For experiences to become part of the secure, sedimented foundation of a skill, they must be criticized. Otherwise people (and the resources of language) are indispensable. Without them, your experiences are partial, and may sediment as idiosyncratic bad habits.
The power of these conversations to clarify your experience, rather than introduce fresh confusion, depends in part of the dialectical abilities of your colleagues. They have to be able to interrogate their own experience into the conversation in such a way that their initial interpretation of it is put at risk. They have to be capable of offering it up, without undue attachment, to the shared enterprise of trying to understand structure fires. In other words, they must have the art of philosophical conversation (which is a kind of moral accomplishment). I believe the most competent people in any field do have this art to some degree, though they probably wouldn’t name it as such.
Getting things right requires triangulation with other people . . . It typically happens in conversation– not idle chitchat, but the kind that aims to get to the bottom of things. I call this an “art” because it requires both tact and doggedness. And I call it a moral accomplishment because to be good at this kind of conversation you have to love the truth more than you love your own current state of understanding.
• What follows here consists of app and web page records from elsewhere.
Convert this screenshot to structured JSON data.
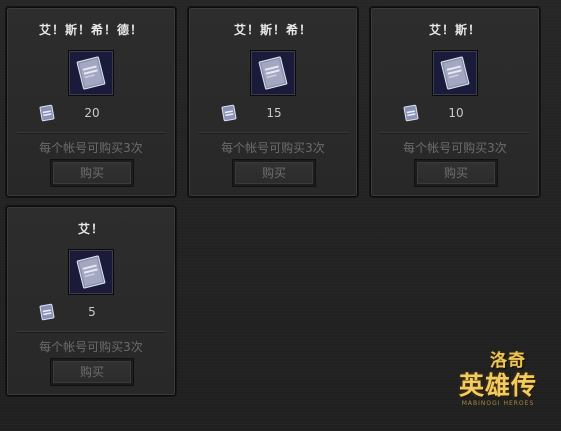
{
  "cards": [
    {
      "title": "艾！斯！希！德！",
      "price": "20",
      "limit": "每个帐号可购买3次",
      "buy_label": "购买"
    },
    {
      "title": "艾！斯！希！",
      "price": "15",
      "limit": "每个帐号可购买3次",
      "buy_label": "购买"
    },
    {
      "title": "艾！斯！",
      "price": "10",
      "limit": "每个帐号可购买3次",
      "buy_label": "购买"
    },
    {
      "title": "艾！",
      "price": "5",
      "limit": "每个帐号可购买3次",
      "buy_label": "购买"
    }
  ],
  "logo": {
    "line1": "洛奇",
    "line2": "英雄传",
    "line3": "MABINOGI HEROES"
  },
  "colors": {
    "background": "#232323",
    "card": "#2b2b2b",
    "title_text": "#e8e8e8",
    "muted_text": "#6c6c6c",
    "logo_gold": "#f0cc62"
  },
  "icons": {
    "item": "grey-ticket-card-icon",
    "currency": "small-coupon-icon"
  }
}
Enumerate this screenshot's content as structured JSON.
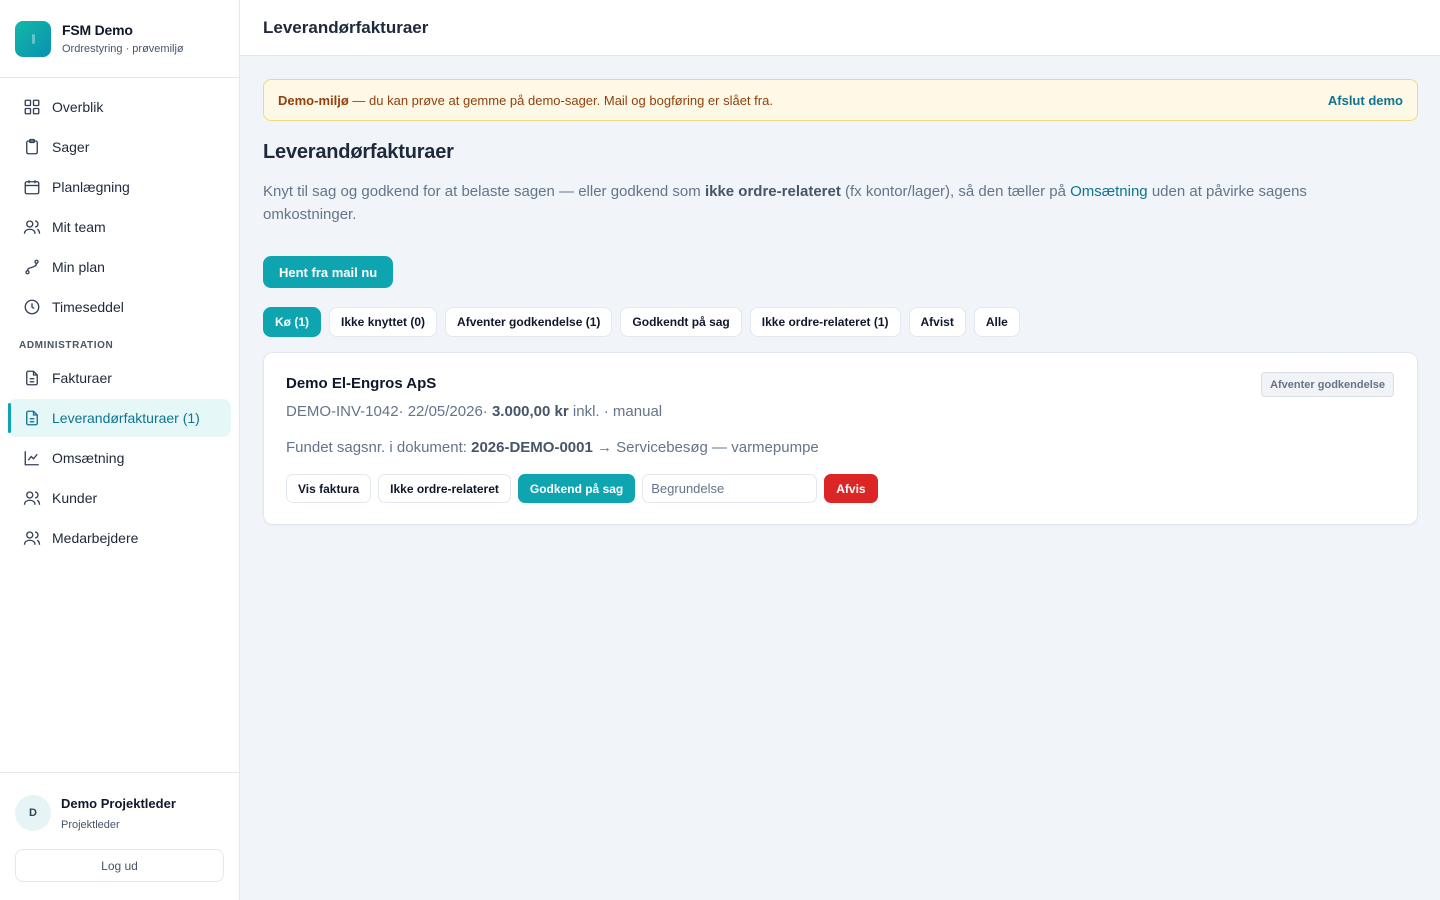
{
  "brand": {
    "title": "FSM Demo",
    "subtitle": "Ordrestyring · prøvemiljø"
  },
  "sidebar": {
    "items": [
      {
        "label": "Overblik",
        "icon": "grid-icon"
      },
      {
        "label": "Sager",
        "icon": "clipboard-icon"
      },
      {
        "label": "Planlægning",
        "icon": "calendar-icon"
      },
      {
        "label": "Mit team",
        "icon": "users-icon"
      },
      {
        "label": "Min plan",
        "icon": "route-icon"
      },
      {
        "label": "Timeseddel",
        "icon": "clock-icon"
      }
    ],
    "admin_heading": "ADMINISTRATION",
    "admin_items": [
      {
        "label": "Fakturaer",
        "icon": "file-icon"
      },
      {
        "label": "Leverandørfakturaer (1)",
        "icon": "file-text-icon",
        "active": true
      },
      {
        "label": "Omsætning",
        "icon": "chart-line-icon"
      },
      {
        "label": "Kunder",
        "icon": "users-icon"
      },
      {
        "label": "Medarbejdere",
        "icon": "users-icon"
      }
    ]
  },
  "user": {
    "initial": "D",
    "name": "Demo Projektleder",
    "role": "Projektleder",
    "logout_label": "Log ud"
  },
  "header": {
    "title": "Leverandørfakturaer"
  },
  "banner": {
    "strong": "Demo-miljø",
    "text": " — du kan prøve at gemme på demo-sager. Mail og bogføring er slået fra.",
    "action": "Afslut demo"
  },
  "page": {
    "title": "Leverandørfakturaer",
    "desc_1": "Knyt til sag og godkend for at belaste sagen — eller godkend som ",
    "desc_bold": "ikke ordre-relateret",
    "desc_2": " (fx kontor/lager), så den tæller på ",
    "desc_link": "Omsætning",
    "desc_3": " uden at påvirke sagens omkostninger.",
    "fetch_button": "Hent fra mail nu"
  },
  "tabs": [
    {
      "label": "Kø (1)",
      "active": true
    },
    {
      "label": "Ikke knyttet (0)"
    },
    {
      "label": "Afventer godkendelse (1)"
    },
    {
      "label": "Godkendt på sag"
    },
    {
      "label": "Ikke ordre-relateret (1)"
    },
    {
      "label": "Afvist"
    },
    {
      "label": "Alle"
    }
  ],
  "invoice": {
    "vendor": "Demo El-Engros ApS",
    "status": "Afventer godkendelse",
    "number": "DEMO-INV-1042",
    "date": "22/05/2026",
    "amount": "3.000,00 kr",
    "amount_suffix": "inkl.",
    "source": "manual",
    "found_label": "Fundet sagsnr. i dokument: ",
    "case_no": "2026-DEMO-0001",
    "case_desc": " → Servicebesøg — varmepumpe",
    "actions": {
      "view": "Vis faktura",
      "not_order": "Ikke ordre-relateret",
      "approve": "Godkend på sag",
      "reason_placeholder": "Begrundelse",
      "reject": "Afvis"
    }
  },
  "colors": {
    "accent": "#0ea5b0",
    "danger": "#dc2626",
    "warning_bg": "#fef9e7"
  }
}
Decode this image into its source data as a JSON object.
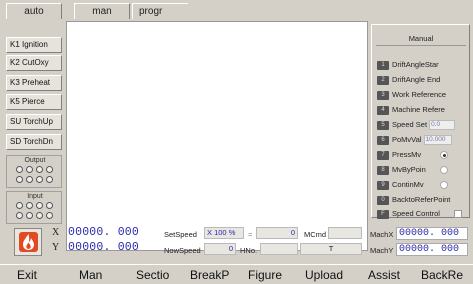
{
  "tabs": [
    "auto",
    "man",
    "progr"
  ],
  "left_buttons": [
    "K1 Ignition",
    "K2 CutOxy",
    "K3 Preheat",
    "K5 Pierce",
    "SU TorchUp",
    "SD TorchDn"
  ],
  "output_label": "Output",
  "input_label": "Input",
  "right_panel": {
    "title": "Manual",
    "items": [
      {
        "num": "1",
        "label": "DriftAngleStar"
      },
      {
        "num": "2",
        "label": "DriftAngle End"
      },
      {
        "num": "3",
        "label": "Work Reference"
      },
      {
        "num": "4",
        "label": "Machine Refere"
      },
      {
        "num": "5",
        "label": "Speed Set",
        "value": "0.0"
      },
      {
        "num": "6",
        "label": "PoMvVal",
        "value": "10.000"
      },
      {
        "num": "7",
        "label": "PressMv"
      },
      {
        "num": "8",
        "label": "MvByPoin"
      },
      {
        "num": "9",
        "label": "ContinMv"
      },
      {
        "num": "0",
        "label": "BacktoReferPoint"
      },
      {
        "num": "F",
        "label": "Speed Control"
      }
    ],
    "press_mv_selected": true
  },
  "coords": {
    "x_axis": "X",
    "y_axis": "Y",
    "x_value": "00000. 000",
    "y_value": "00000. 000",
    "set_speed_label": "SetSpeed",
    "set_speed_x": "X 100",
    "set_speed_unit": "%",
    "set_speed_eq": "=",
    "set_speed_val": "0",
    "now_speed_label": "NowSpeed",
    "now_speed_val": "0",
    "hno_label": "HNo.",
    "mcmd_label": "MCmd",
    "t_label": "T",
    "machx_label": "MachX",
    "machy_label": "MachY",
    "machx_value": "00000. 000",
    "machy_value": "00000. 000"
  },
  "menu": [
    "Exit",
    "Man",
    "Sectio",
    "BreakP",
    "Figure",
    "Upload",
    "Assist",
    "BackRe"
  ],
  "colors": {
    "value_blue": "#2a2aaa",
    "flame_red": "#e24a21",
    "panel_gray": "#d4d0c8"
  }
}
This is, of course, an unusual priority to have, which may help to account for the rarity of real mastery in any pursuit.